“I think that’s lessened over the years as the team has grown and become increasingly more diverse; now that we have multiple black people and multiple trans people on our team, for example, the burden of representation doesn’t fall on just one person’s shoulders,” Dusenbery said. “But that continues to be one of the key reasons we feel like the work of building a more diverse crew is never really done.”
Writing about feminism on the internet is hard work, all three editors acknowledged. Writers are often harassed and criticized on social media, far beyond civil disagreement from readers. The editors believe that creating a supportive culture is key to the success of the team. Sometimes this means a supportive phone call or text, and sometimes it’s more strategic.

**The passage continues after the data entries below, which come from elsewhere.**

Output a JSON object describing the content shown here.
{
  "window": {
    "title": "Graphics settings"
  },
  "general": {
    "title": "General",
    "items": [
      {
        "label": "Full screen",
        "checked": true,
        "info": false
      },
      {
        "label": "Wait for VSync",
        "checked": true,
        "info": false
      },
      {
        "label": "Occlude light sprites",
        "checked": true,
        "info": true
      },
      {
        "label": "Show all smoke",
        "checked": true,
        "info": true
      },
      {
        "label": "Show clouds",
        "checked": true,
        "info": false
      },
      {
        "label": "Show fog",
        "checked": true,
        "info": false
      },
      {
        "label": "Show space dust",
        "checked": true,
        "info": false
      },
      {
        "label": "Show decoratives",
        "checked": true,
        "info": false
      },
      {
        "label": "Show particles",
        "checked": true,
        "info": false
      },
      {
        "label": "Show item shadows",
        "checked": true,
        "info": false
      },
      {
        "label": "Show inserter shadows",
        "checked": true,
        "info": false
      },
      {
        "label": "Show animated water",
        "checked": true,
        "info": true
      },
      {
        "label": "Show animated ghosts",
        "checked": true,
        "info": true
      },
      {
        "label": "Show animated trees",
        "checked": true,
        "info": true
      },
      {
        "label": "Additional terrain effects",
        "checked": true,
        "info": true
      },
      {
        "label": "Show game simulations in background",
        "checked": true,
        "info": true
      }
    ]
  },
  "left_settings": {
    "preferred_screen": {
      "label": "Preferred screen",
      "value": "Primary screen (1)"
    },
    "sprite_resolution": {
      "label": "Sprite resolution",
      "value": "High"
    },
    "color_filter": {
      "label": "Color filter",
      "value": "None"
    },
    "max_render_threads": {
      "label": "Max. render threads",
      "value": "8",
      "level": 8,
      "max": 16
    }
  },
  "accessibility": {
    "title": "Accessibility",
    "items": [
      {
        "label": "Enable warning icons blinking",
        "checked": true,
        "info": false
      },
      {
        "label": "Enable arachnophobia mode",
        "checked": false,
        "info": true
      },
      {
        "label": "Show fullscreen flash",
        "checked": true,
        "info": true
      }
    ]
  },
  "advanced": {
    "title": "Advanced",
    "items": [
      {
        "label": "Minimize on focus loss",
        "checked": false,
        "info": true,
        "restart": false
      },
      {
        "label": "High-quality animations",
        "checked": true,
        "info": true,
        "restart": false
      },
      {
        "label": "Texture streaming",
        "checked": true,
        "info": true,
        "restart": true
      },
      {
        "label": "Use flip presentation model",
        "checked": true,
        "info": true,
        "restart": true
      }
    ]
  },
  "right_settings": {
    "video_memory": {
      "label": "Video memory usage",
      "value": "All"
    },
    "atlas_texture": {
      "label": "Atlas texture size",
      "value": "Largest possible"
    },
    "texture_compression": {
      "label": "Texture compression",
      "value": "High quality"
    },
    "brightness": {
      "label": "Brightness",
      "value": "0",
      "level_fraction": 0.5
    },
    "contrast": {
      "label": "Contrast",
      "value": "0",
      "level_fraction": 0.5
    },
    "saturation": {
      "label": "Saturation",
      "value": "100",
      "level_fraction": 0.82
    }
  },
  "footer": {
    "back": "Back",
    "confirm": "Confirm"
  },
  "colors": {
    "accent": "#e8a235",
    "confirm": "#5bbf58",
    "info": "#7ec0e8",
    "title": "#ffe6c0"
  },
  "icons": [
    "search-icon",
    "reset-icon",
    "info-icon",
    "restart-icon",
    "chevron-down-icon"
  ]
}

“When I was the target of an online race-based attack, Jos and Maya stepped up to help monitor my feeds and determine when and whether I needed to respond,” Adelman said.
For awhile, Truitt said, she tried to pretend that the online harassment didn’t matter. But now she acknowledges that just because harassment and personal attacks happen on Twitter or Facebook, doesn’t mean they don’t affect her or team. Sometimes writers need someone looking out for them, she said, acknowledging that being harassed on social media is hard, and it’s important for her that her writers know they’re “working with a team who is going to be supportive,” she said. When you’re the writer who is being attacked, she said, it’s hard not to think everyone on the Internet is against you.

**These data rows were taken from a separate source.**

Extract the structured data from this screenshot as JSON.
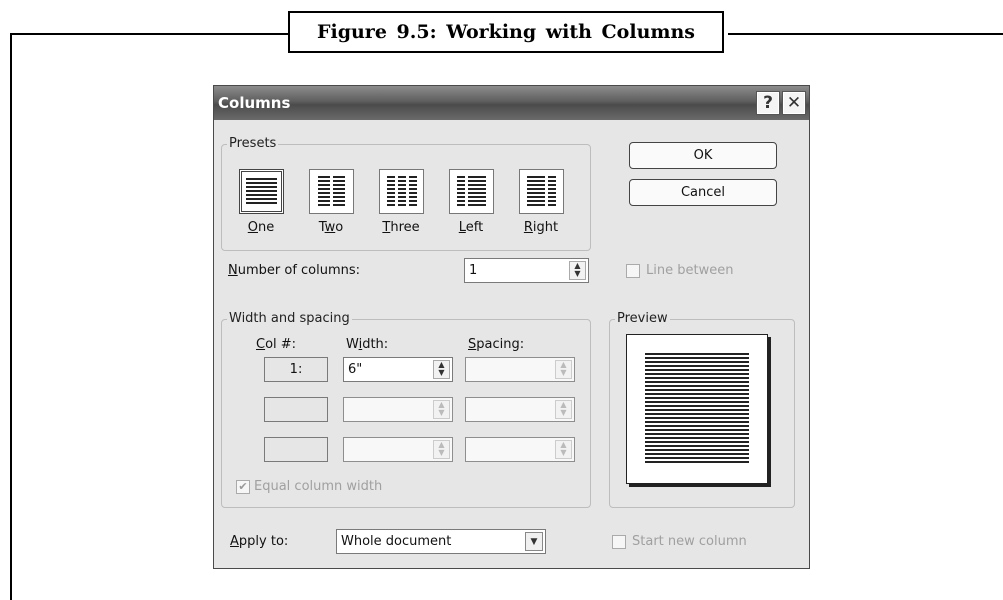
{
  "caption": "Figure 9.5: Working with Columns",
  "dialog": {
    "title": "Columns",
    "help_glyph": "?",
    "close_glyph": "✕"
  },
  "presets": {
    "group_label": "Presets",
    "items": [
      {
        "label": "One",
        "selected": true
      },
      {
        "label": "Two",
        "selected": false
      },
      {
        "label": "Three",
        "selected": false
      },
      {
        "label": "Left",
        "selected": false
      },
      {
        "label": "Right",
        "selected": false
      }
    ]
  },
  "buttons": {
    "ok": "OK",
    "cancel": "Cancel"
  },
  "number_of_columns": {
    "label": "Number of columns:",
    "value": "1"
  },
  "line_between": {
    "label": "Line between",
    "checked": false,
    "enabled": false
  },
  "width_spacing": {
    "group_label": "Width and spacing",
    "headers": {
      "col": "Col #:",
      "width": "Width:",
      "spacing": "Spacing:"
    },
    "rows": [
      {
        "col": "1:",
        "width": "6\"",
        "spacing": ""
      },
      {
        "col": "",
        "width": "",
        "spacing": ""
      },
      {
        "col": "",
        "width": "",
        "spacing": ""
      }
    ]
  },
  "equal_column_width": {
    "label": "Equal column width",
    "checked": true,
    "enabled": false
  },
  "preview": {
    "group_label": "Preview"
  },
  "apply_to": {
    "label": "Apply to:",
    "value": "Whole document"
  },
  "start_new_column": {
    "label": "Start new column",
    "checked": false,
    "enabled": false
  },
  "colors": {
    "title_bar": "#5e5e5e",
    "dialog_bg": "#e6e6e6"
  }
}
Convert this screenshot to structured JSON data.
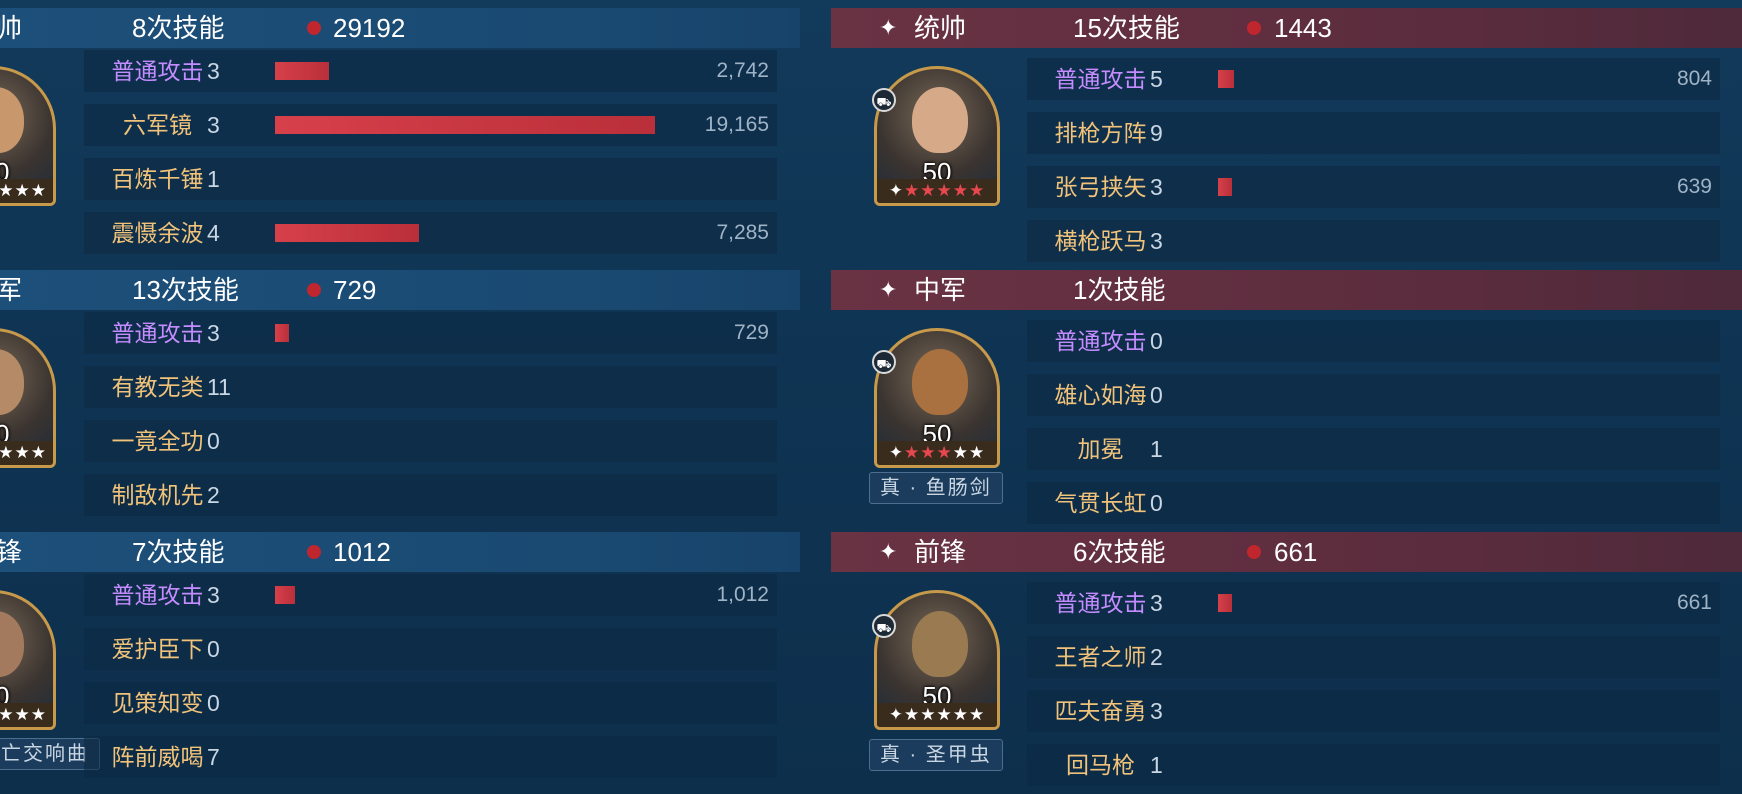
{
  "colors": {
    "bar": "#d7404a",
    "header_left": "#1c4f7a",
    "header_right": "#6a3344",
    "skill_orange": "#f0c27a",
    "skill_purple": "#c48cff"
  },
  "left": {
    "teams": [
      {
        "position": "帅",
        "skill_count": "8次技能",
        "total": "29192",
        "level": "0",
        "skills": [
          {
            "name": "普通攻击",
            "count": "3",
            "damage": "2,742",
            "value": 2742
          },
          {
            "name": "六军镜",
            "count": "3",
            "damage": "19,165",
            "value": 19165
          },
          {
            "name": "百炼千锤",
            "count": "1",
            "damage": "",
            "value": 0
          },
          {
            "name": "震慑余波",
            "count": "4",
            "damage": "7,285",
            "value": 7285
          }
        ]
      },
      {
        "position": "军",
        "skill_count": "13次技能",
        "total": "729",
        "level": "0",
        "skills": [
          {
            "name": "普通攻击",
            "count": "3",
            "damage": "729",
            "value": 729
          },
          {
            "name": "有教无类",
            "count": "11",
            "damage": "",
            "value": 0
          },
          {
            "name": "一竟全功",
            "count": "0",
            "damage": "",
            "value": 0
          },
          {
            "name": "制敌机先",
            "count": "2",
            "damage": "",
            "value": 0
          }
        ]
      },
      {
        "position": "锋",
        "skill_count": "7次技能",
        "total": "1012",
        "level": "0",
        "weapon": "亡交响曲",
        "skills": [
          {
            "name": "普通攻击",
            "count": "3",
            "damage": "1,012",
            "value": 1012
          },
          {
            "name": "爱护臣下",
            "count": "0",
            "damage": "",
            "value": 0
          },
          {
            "name": "见策知变",
            "count": "0",
            "damage": "",
            "value": 0
          },
          {
            "name": "阵前威喝",
            "count": "7",
            "damage": "",
            "value": 0
          }
        ]
      }
    ]
  },
  "right": {
    "teams": [
      {
        "position": "统帅",
        "skill_count": "15次技能",
        "total": "1443",
        "level": "50",
        "stars_red": 5,
        "skills": [
          {
            "name": "普通攻击",
            "count": "5",
            "damage": "804",
            "value": 804
          },
          {
            "name": "排枪方阵",
            "count": "9",
            "damage": "",
            "value": 0
          },
          {
            "name": "张弓挟矢",
            "count": "3",
            "damage": "639",
            "value": 639
          },
          {
            "name": "横枪跃马",
            "count": "3",
            "damage": "",
            "value": 0
          }
        ]
      },
      {
        "position": "中军",
        "skill_count": "1次技能",
        "total": "",
        "level": "50",
        "stars_red": 3,
        "weapon": "真 · 鱼肠剑",
        "skills": [
          {
            "name": "普通攻击",
            "count": "0",
            "damage": "",
            "value": 0
          },
          {
            "name": "雄心如海",
            "count": "0",
            "damage": "",
            "value": 0
          },
          {
            "name": "加冕",
            "count": "1",
            "damage": "",
            "value": 0
          },
          {
            "name": "气贯长虹",
            "count": "0",
            "damage": "",
            "value": 0
          }
        ]
      },
      {
        "position": "前锋",
        "skill_count": "6次技能",
        "total": "661",
        "level": "50",
        "stars_red": 0,
        "weapon": "真 · 圣甲虫",
        "skills": [
          {
            "name": "普通攻击",
            "count": "3",
            "damage": "661",
            "value": 661
          },
          {
            "name": "王者之师",
            "count": "2",
            "damage": "",
            "value": 0
          },
          {
            "name": "匹夫奋勇",
            "count": "3",
            "damage": "",
            "value": 0
          },
          {
            "name": "回马枪",
            "count": "1",
            "damage": "",
            "value": 0
          }
        ]
      }
    ]
  }
}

“When you’ve got a small but angry and loud group on Twitter, it’s easy to forget that you’ve got thousands of people reading your work and not saying anything because they love it,” she said.
Feministing is a space for young feminist voices, so top management does work to mentor their young writers.

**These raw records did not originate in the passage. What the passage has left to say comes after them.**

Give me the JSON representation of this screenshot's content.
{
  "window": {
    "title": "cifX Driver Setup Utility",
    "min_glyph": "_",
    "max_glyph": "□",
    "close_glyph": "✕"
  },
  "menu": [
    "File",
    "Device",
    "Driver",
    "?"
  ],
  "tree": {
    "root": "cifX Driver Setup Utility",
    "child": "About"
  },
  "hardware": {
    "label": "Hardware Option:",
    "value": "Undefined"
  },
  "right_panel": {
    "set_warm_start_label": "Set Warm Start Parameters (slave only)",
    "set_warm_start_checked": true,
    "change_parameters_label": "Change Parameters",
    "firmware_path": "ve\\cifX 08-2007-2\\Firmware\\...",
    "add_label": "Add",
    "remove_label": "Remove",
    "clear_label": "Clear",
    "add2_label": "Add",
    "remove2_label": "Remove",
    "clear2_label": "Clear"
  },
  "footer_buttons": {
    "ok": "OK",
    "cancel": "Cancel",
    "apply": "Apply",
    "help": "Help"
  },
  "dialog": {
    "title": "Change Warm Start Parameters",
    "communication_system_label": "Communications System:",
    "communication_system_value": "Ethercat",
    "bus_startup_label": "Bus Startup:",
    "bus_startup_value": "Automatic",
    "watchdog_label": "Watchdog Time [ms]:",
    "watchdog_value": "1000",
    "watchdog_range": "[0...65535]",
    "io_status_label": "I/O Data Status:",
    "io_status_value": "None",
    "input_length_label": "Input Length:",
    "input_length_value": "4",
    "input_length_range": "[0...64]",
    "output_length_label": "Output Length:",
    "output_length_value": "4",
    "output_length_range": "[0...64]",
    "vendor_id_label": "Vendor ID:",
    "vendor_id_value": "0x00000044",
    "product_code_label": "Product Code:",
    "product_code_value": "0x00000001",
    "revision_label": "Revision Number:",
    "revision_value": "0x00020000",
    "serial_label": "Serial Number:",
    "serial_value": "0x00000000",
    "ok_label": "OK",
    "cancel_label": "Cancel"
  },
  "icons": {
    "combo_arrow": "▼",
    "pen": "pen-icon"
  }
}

“It’s so much about supporting the individual writer’s voices, making sure they’re making those points they want to make in a way that is best communicated, making sure they don’t fall into the traps or have issues when they write about something they’re less knowledgeable about,” she said.
The writers have been recruited for their skills and voices, she said, so they don’t need a lot of hands-on coaching. They’re more likely to need help managing the daunting task of writing for a large audience about feminism on the Internet.
“A lot of work with someone who is new to the site is showing them how to figure out what they really want to say,” Truitt said.
The Feministing team has knit a supportive network together despite not having a physical newsroom.
“We support each other both emotionally and materially. As a community, we support each other’s lives, celebrating life milestones together — birthdays, anniversaries and the like — and trading career and personal life advice,” Adelman said. “We also share tangible opportunities like paid writing gigs, media appearances and fellowships when applicable.”
They exchange ideas and joke around over email, talk often on G-chat and over the phone, and they meet up in person whenever possible. In this era, more and more managers are expected to manage a spread-out staff of freelancers and telecommuters. Just like diversity, a culture of support and mentorship does not appear by accident; it must be intentional and intrinsic to the fabric of the organization.
A supportive and diverse staff, though, isn’t just about being politically correct. It also makes the organization more fun to work for.
“I do think the diversity makes it more fun. I feel incredibly grateful to work with people who are at once so like me – so committed to the same movement, so interested in similar issues, so immersed in the same online community – but also so very unlike me in many ways,” Dusenbery said. “It means I’m constantly learning about new things – ideas, subcultures, books, music, etc. – just by interacting online with my coworkers.”
Correction: An earlier version of this story misspelled Maya Dusenbery’s last name. It has been corrected.